Vanessa Perez’s previous solo releases—both devoted to Chopin (VAI; Telarc, 8/12)—revealed a pianist with an excellent technique, a passionate, impulsive temperament and a sometimes cavalier approach to the text. By contrast, the musical portraits of Spain comprising her first outing for the Steinway & Sons label showcase a more centred, straightforward artist. The three dances from Falla’s El sombrero de tres picos are cases in point, while the suite from El Amor brujo also contains memorable features. Notice, for example, the stylish understatement with which Perez shapes the right-hand melody against the left hand’s billowy chords in ‘Canción del fuego fatuo’, along with the crisp repeated notes of ‘Danza del terror’.

However, her quest for clarity and cleanliness in the ‘Danza ritual del fuego’ yields stiff results, especially when you consider Arthur Rubinstein’s far more incisive, swaggering rendition (RCA). The same holds true for Falla’s Fantasía bética, where some of Perez’s erstwhile impulsiveness might have infused the reading with more energy and dynamism. Even the lyrical, introspective central Intermezzo sounds as if it’s parked in neutral when measured alongside Miguel Baselga’s stronger rhythmic definition (BIS).

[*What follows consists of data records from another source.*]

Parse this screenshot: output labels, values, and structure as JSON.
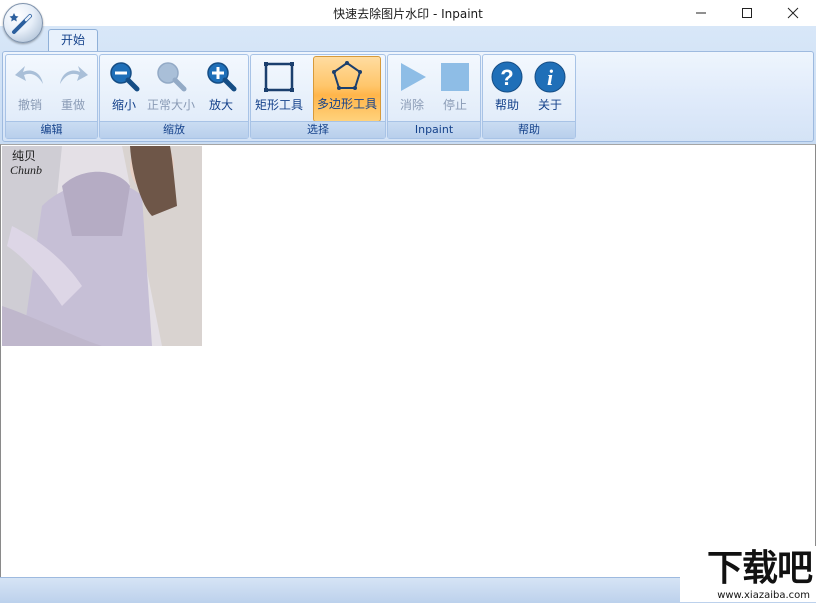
{
  "window": {
    "title": "快速去除图片水印 - Inpaint",
    "controls": {
      "minimize": "—",
      "maximize": "☐",
      "close": "✕"
    }
  },
  "ribbon": {
    "tab": "开始",
    "groups": {
      "edit": {
        "label": "编辑",
        "undo": "撤销",
        "redo": "重做"
      },
      "zoom": {
        "label": "缩放",
        "zoom_out": "缩小",
        "normal": "正常大小",
        "zoom_in": "放大"
      },
      "select": {
        "label": "选择",
        "rect": "矩形工具",
        "polygon": "多边形工具"
      },
      "inpaint": {
        "label": "Inpaint",
        "erase": "消除",
        "stop": "停止"
      },
      "help": {
        "label": "帮助",
        "help": "帮助",
        "about": "关于"
      }
    }
  },
  "image": {
    "watermark_line1": "纯贝",
    "watermark_line2": "Chunb"
  },
  "site_watermark": {
    "brand": "下载吧",
    "url": "www.xiazaiba.com"
  },
  "colors": {
    "accent": "#15428b",
    "icon_blue": "#1f6fb8",
    "active": "#ffc66b"
  }
}
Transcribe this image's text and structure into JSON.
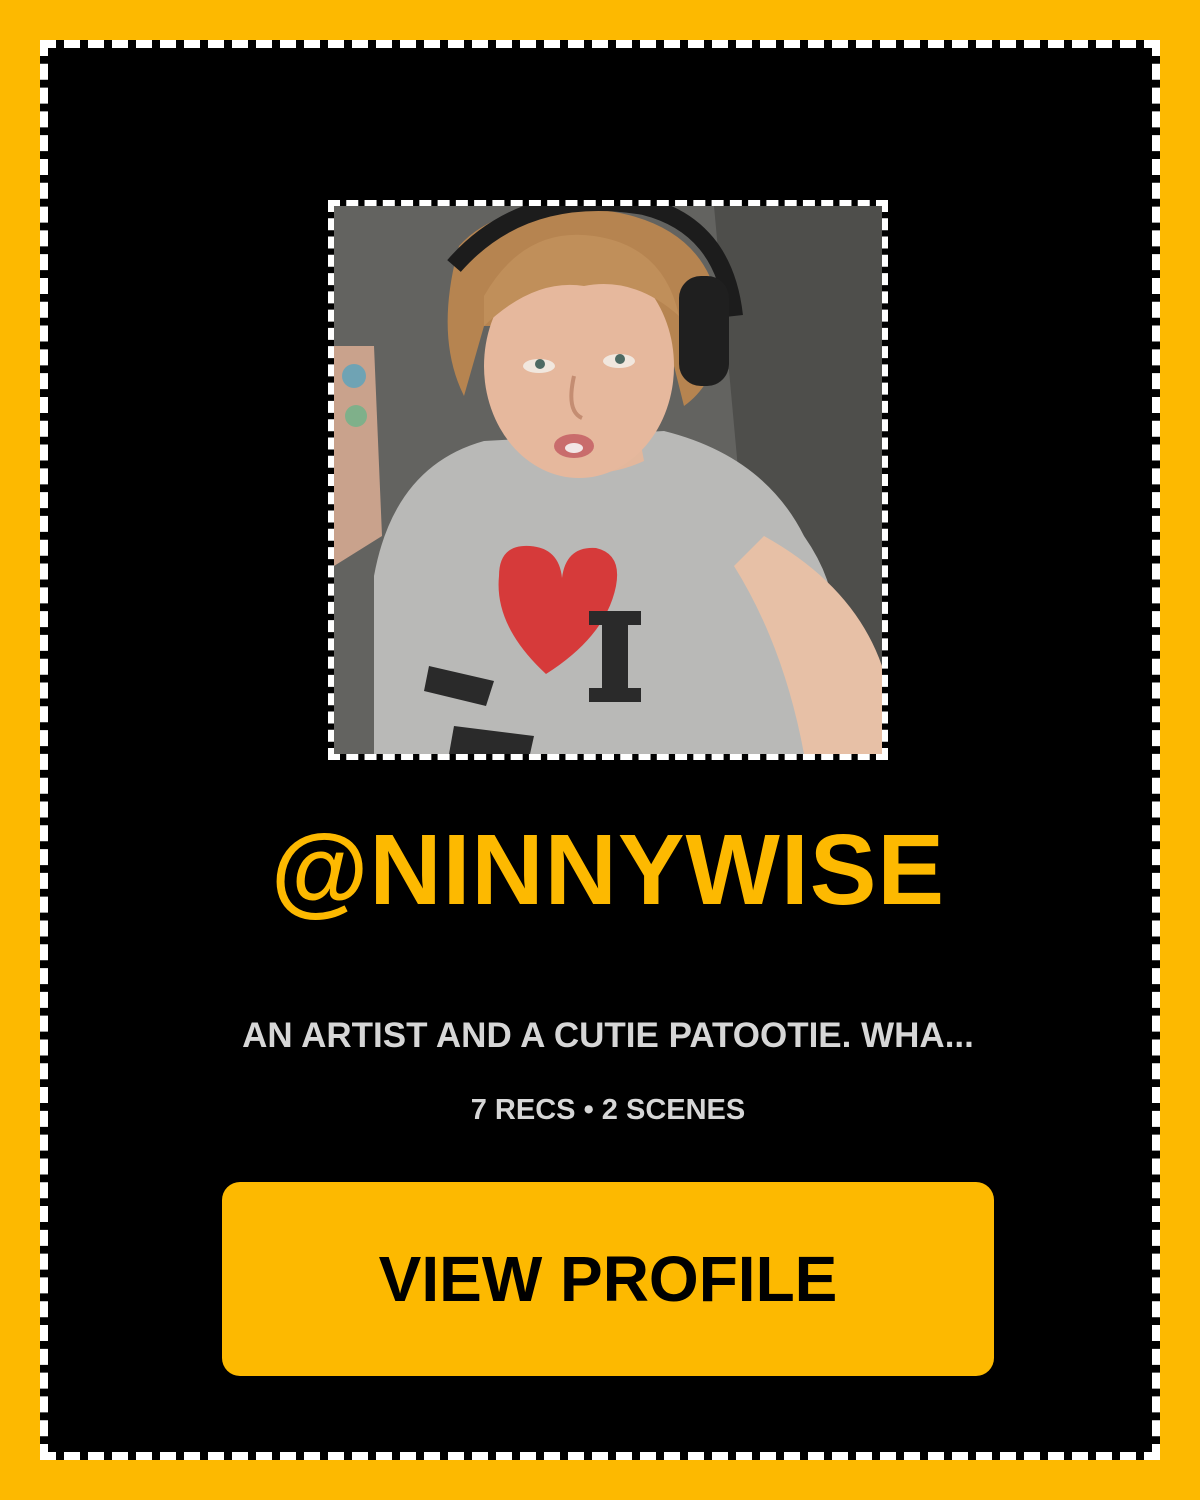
{
  "profile": {
    "avatar_alt": "Profile photo",
    "username": "@NINNYWISE",
    "bio": "AN ARTIST AND A CUTIE PATOOTIE. WHA...",
    "stats": {
      "recs": "7 RECS",
      "separator": "•",
      "scenes": "2 SCENES"
    },
    "cta_label": "VIEW PROFILE"
  },
  "colors": {
    "background": "#FDB900",
    "card": "#000000",
    "accent": "#FDB900",
    "text_muted": "#d6d6d6",
    "dash_border": "#ffffff"
  }
}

Rhythm proves Perez’s weak point in Debussy’s two Spanish-tinged selections. While her little expressive nudges in ‘La puerta del vino’ convey attractive tonal allure, Jean-Efflam Bavouzet finds comparable nuance and colour without fussing over the basic habanera pulse (Chandos, 7/07). Likewise, Perez’s amorphous trajectory in ‘La soirée dans Grenade’ pales next to Bavouzet’s shapelier, more meticulously voiced interpretation (1/08). However, Debussy’s Lindaraja and Falla’s Spanish Dance No 2 receive vibrant and characterful performances, buoyed, I suspect, by the presence of second pianist Stephen Buck. The recorded sound is full-bodied and well defined but a little too close-up and dry for music that calls out for a more resonant ambience.


The Venezuelan pianist Vanessa Perez could hardly have given us a more vivacious view of Spain: castanets click, guitars strum and bodies whirl in the true spirit of Andalusian flamenco. Her interaction between Debussy (with his lifelong fascination with a once exotic neighbour) and Falla (his music as ‘Abrupt as when there’s slid/Its stiff gold blazing pall/From some black coffin-lid’) is subtle and telling. Whether in the swaying seduction of Pantomima or in the bitter and acerbic utterance of Fantasia betica, Perez has no need of the American pianist Anthony di Bonaventura’s advice concerning the lack of rhythmic focus in a student’s playing (‘imagine your body without a skeleton, it would just be a great lump’). She is joined by pianist Stephen Beck in two items, making this a scintillating and enterprising disc, finely recorded.

-- International Piano Read less